- _Work order_
Find the word "VMkernel" in the records below. List each line containing it.

[Collected data entries]
----------------
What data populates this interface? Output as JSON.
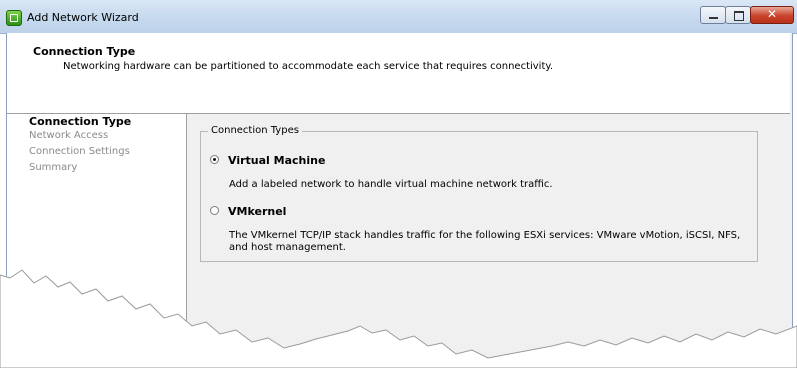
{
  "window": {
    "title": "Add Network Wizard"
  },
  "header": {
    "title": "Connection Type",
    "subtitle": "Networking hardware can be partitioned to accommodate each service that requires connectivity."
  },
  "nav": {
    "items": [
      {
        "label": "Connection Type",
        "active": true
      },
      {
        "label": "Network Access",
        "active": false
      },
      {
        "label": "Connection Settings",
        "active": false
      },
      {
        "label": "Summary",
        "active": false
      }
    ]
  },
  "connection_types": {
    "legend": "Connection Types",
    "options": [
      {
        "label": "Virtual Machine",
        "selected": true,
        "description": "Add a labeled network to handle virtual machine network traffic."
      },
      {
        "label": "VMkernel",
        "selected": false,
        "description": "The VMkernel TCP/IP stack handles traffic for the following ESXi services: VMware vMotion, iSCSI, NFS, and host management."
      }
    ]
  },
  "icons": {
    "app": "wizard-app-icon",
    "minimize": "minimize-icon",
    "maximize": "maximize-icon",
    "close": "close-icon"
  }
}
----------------
- _The completed task_
        "label": "VMkernel",
        "description": "The VMkernel TCP/IP stack handles traffic for the following ESXi services: VMware vMotion, iSCSI, NFS, and host management."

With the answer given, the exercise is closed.